Or in this case, Mr. Johnson-Long goes to the NC Legislature.
Kid (my son, Isaiah, age seven, picture to the right) went with me to see our press conference last Wednesday announcing the antibullying bill.
(There was a certain reluctance on his part, initially. When I told him I was taking him with me to work, his reaction was "Awww, man, you mean I'll miss school? I love school!")
It was a beautiful day, thankfully, warm and sunny, so the transit between locations was pleasant. While he waited at the ENC office for us to head over at noon, he entertained himself on the computer (playing Poptropica, a safe, kid-friendly, multiplayer online game recommended to us by his first-grade teacher).
He got to visit a bit with the ENC staff, as well as meet a bunch of ENC interns and volunteers. Stephen, our trans policy person, was particularly great with him.
We all walked over to the legislative building together, and Kid got to tour the capitol grounds. We even spoke to several legislators and lobbyists while we waited.
When it was time, we crowded into the glass-lined press room. I was worried about whether there'd be space for us, but there was just enough room. In addition to the speakers standing at the front, folks were also lining the walls, and the press stood in the back.
It was a great press conference, and from what I've been told it was remarkable in terms of the number of legislators who attended, as well as the number of people who spoke out in support of the issue.

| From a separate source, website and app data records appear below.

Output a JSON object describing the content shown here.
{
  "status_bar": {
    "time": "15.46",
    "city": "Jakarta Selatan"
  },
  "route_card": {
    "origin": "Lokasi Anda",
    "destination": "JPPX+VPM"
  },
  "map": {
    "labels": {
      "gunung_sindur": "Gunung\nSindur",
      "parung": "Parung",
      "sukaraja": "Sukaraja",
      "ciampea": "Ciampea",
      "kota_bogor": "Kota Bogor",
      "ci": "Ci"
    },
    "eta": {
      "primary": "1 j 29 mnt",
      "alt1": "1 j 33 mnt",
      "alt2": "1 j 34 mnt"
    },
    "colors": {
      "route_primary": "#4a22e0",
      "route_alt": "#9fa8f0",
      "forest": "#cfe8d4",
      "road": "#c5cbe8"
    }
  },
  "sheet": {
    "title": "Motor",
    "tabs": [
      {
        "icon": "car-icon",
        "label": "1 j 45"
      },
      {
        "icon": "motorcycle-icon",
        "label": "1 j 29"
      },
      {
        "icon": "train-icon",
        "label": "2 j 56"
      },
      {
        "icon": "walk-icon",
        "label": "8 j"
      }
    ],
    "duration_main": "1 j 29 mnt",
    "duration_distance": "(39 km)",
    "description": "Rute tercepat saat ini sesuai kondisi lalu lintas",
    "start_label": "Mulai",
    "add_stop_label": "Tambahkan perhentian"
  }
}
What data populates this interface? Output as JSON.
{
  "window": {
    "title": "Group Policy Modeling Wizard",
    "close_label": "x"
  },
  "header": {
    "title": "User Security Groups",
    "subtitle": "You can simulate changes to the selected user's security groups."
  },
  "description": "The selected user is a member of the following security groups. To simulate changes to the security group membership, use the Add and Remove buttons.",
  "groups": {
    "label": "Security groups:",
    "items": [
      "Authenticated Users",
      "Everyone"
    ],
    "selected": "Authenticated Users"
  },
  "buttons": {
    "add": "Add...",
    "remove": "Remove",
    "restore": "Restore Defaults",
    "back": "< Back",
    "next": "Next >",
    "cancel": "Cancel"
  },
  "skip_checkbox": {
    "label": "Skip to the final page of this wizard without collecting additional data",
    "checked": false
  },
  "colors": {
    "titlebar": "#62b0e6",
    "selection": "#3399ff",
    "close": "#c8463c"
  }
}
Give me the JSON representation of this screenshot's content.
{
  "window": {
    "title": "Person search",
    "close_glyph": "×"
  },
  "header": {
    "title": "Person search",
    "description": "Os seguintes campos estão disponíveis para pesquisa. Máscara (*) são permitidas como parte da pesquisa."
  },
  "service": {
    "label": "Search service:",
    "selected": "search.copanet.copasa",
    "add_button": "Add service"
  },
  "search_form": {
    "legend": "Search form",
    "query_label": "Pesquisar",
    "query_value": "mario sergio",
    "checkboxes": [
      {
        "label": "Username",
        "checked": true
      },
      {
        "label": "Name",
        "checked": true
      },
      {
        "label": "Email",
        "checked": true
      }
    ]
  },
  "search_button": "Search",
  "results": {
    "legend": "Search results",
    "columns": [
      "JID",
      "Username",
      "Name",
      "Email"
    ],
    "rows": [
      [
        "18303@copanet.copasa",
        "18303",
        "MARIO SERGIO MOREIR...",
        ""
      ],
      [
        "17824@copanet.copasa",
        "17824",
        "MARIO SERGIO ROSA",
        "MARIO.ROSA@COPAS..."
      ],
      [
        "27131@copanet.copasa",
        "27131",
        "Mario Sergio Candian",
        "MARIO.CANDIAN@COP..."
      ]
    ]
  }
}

Kid was enthralled. I'm sure a lot of stuff went over him, but he definitely understood the basic issue. In fact, afterwards when I was explaining the history of the School Violence Prevention Act and how it didn't pass last year, he wanted to know how anyone could be against stopping bullies in school.
Now, this was a tricky question. I always try to be honest with him, and I don't want to be overprotective. (I only try to insulate him from most of the ills of the world, not all!) Still, even as I told him that everyone wants to stop bullies and that people just disagree on the best way to do that, I realized that wasn't true. If the bill didn't provide specific protections for gay kids, it would sail through without any problems. Some legislators do, in fact, think it's OK for gay kids to be harassed. Sometimes the bullies in school grow up to become bullies in government.
I didn't tell him that, though, but then again, I didn't need to. He knows about bullies. He's told me he gets hassled sometimes (even by his friends) for having two dads and/or having no mom.
But at least now he also knows that there are people working to stop this, too.
The next day, I asked him what his favorite parts of the day were. He said he liked getting to eat a hot dog and chips for lunch, and he was happy he lost his loose tooth so he got money from the tooth fairy.
Nothing is more zen and in-the-moment than kids. It was an educational day for both of us.